:: Task brief ::
Bring together copies of the lines in the data below that contain the word "title".

Segment Open

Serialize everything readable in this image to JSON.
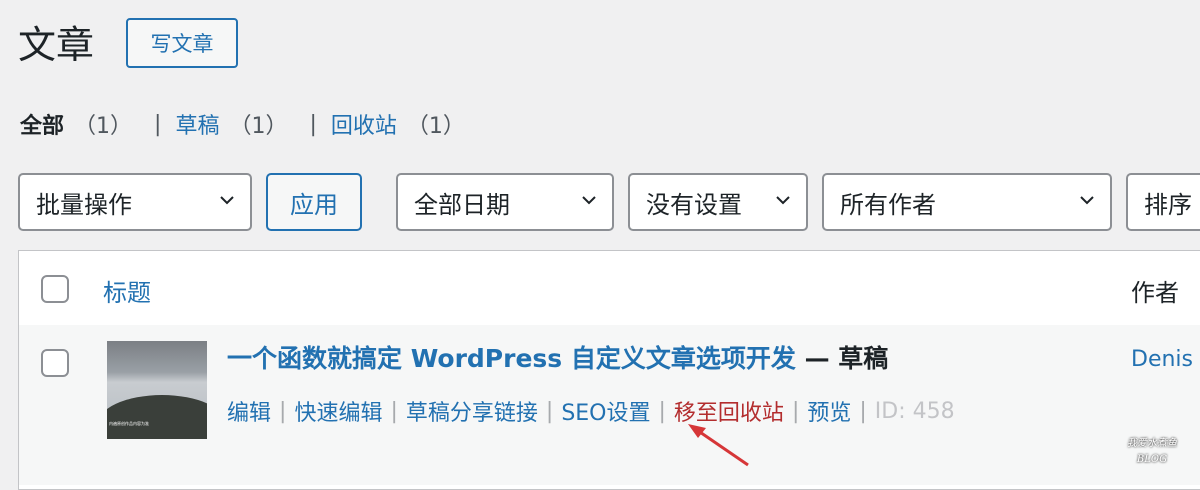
{
  "header": {
    "title": "文章",
    "add_new": "写文章"
  },
  "views": [
    {
      "label": "全部",
      "count": "（1）",
      "current": true
    },
    {
      "label": "草稿",
      "count": "（1）"
    },
    {
      "label": "回收站",
      "count": "（1）"
    }
  ],
  "view_separator": "|",
  "filters": {
    "bulk_action": "批量操作",
    "apply": "应用",
    "date": "全部日期",
    "seo": "没有设置",
    "author": "所有作者",
    "sort": "排序"
  },
  "table": {
    "columns": {
      "title": "标题",
      "author": "作者"
    },
    "rows": [
      {
        "title": "一个函数就搞定 WordPress 自定义文章选项开发",
        "state": " — 草稿",
        "thumbnail_caption": "内遍原创作品内容为准",
        "author": "Denis",
        "actions": {
          "edit": "编辑",
          "quick_edit": "快速编辑",
          "draft_share": "草稿分享链接",
          "seo": "SEO设置",
          "trash": "移至回收站",
          "preview": "预览",
          "id": "ID: 458"
        }
      }
    ]
  },
  "watermark": {
    "line1": "我爱水煮鱼",
    "line2": "BLOG"
  },
  "colors": {
    "link": "#2271b1",
    "trash": "#b32d2e",
    "annotation_arrow": "#d63638"
  }
}
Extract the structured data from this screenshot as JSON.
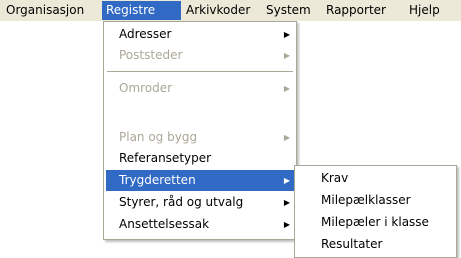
{
  "menubar": {
    "items": [
      {
        "label": "Organisasjon"
      },
      {
        "label": "Registre"
      },
      {
        "label": "Arkivkoder"
      },
      {
        "label": "System"
      },
      {
        "label": "Rapporter"
      },
      {
        "label": "Hjelp"
      }
    ]
  },
  "registre_menu": {
    "items": [
      {
        "label": "Adresser",
        "submenu_icon": "triangle-right"
      },
      {
        "label": "Poststeder",
        "submenu_icon": "triangle-right"
      },
      {
        "label": "Omroder",
        "submenu_icon": "triangle-right"
      },
      {
        "label": "Plan og bygg",
        "submenu_icon": "triangle-right"
      },
      {
        "label": "Referansetyper"
      },
      {
        "label": "Trygderetten",
        "submenu_icon": "triangle-right"
      },
      {
        "label": "Styrer, råd og utvalg",
        "submenu_icon": "triangle-right"
      },
      {
        "label": "Ansettelsessak",
        "submenu_icon": "triangle-right"
      }
    ]
  },
  "trygderetten_submenu": {
    "items": [
      {
        "label": "Krav"
      },
      {
        "label": "Milepælklasser"
      },
      {
        "label": "Milepæler i klasse"
      },
      {
        "label": "Resultater"
      }
    ]
  },
  "colors": {
    "menubar_bg": "#ece9d8",
    "highlight": "#316ac5",
    "disabled_text": "#aca899"
  }
}
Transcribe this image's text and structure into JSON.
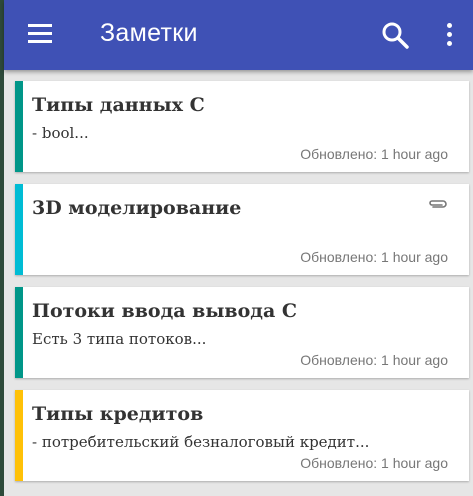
{
  "app": {
    "title": "Заметки",
    "accent_color": "#3f51b5"
  },
  "toolbar": {
    "menu_icon": "menu-icon",
    "search_icon": "search-icon",
    "more_icon": "more-vert-icon"
  },
  "notes": [
    {
      "title": " Типы данных С",
      "preview": "- bool...",
      "updated": "Обновлено: 1 hour ago",
      "color": "#009688",
      "has_attachment": false
    },
    {
      "title": "3D моделирование",
      "preview": "",
      "updated": "Обновлено: 1 hour ago",
      "color": "#00bcd4",
      "has_attachment": true
    },
    {
      "title": "Потоки ввода вывода С",
      "preview": "Есть 3 типа потоков...",
      "updated": "Обновлено: 1 hour ago",
      "color": "#009688",
      "has_attachment": false
    },
    {
      "title": "Типы кредитов",
      "preview": "- потребительский безналоговый кредит...",
      "updated": "Обновлено: 1 hour ago",
      "color": "#ffc107",
      "has_attachment": false
    }
  ]
}
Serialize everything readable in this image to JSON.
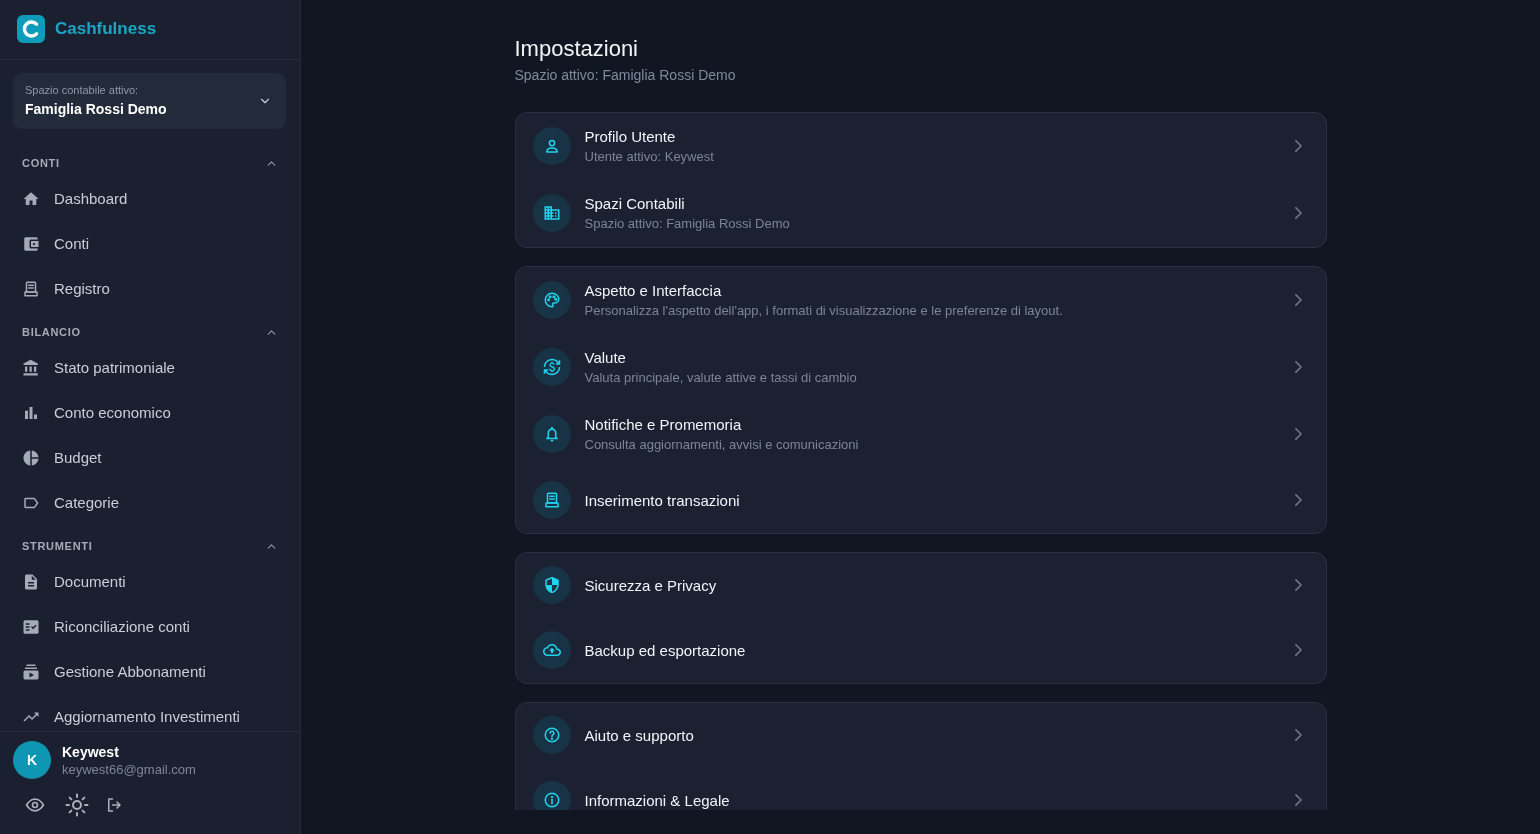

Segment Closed

:: Reply to the task ::
    "title": "文章",
      "title": "标题",
        "title": "一个函数就搞定 WordPress 自定义文章选项开发",
    "title": "Заметки",
      "title": " Типы данных С",
      "title": "3D моделирование",
      "title": "Потоки ввода вывода С",
      "title": "Типы кредитов",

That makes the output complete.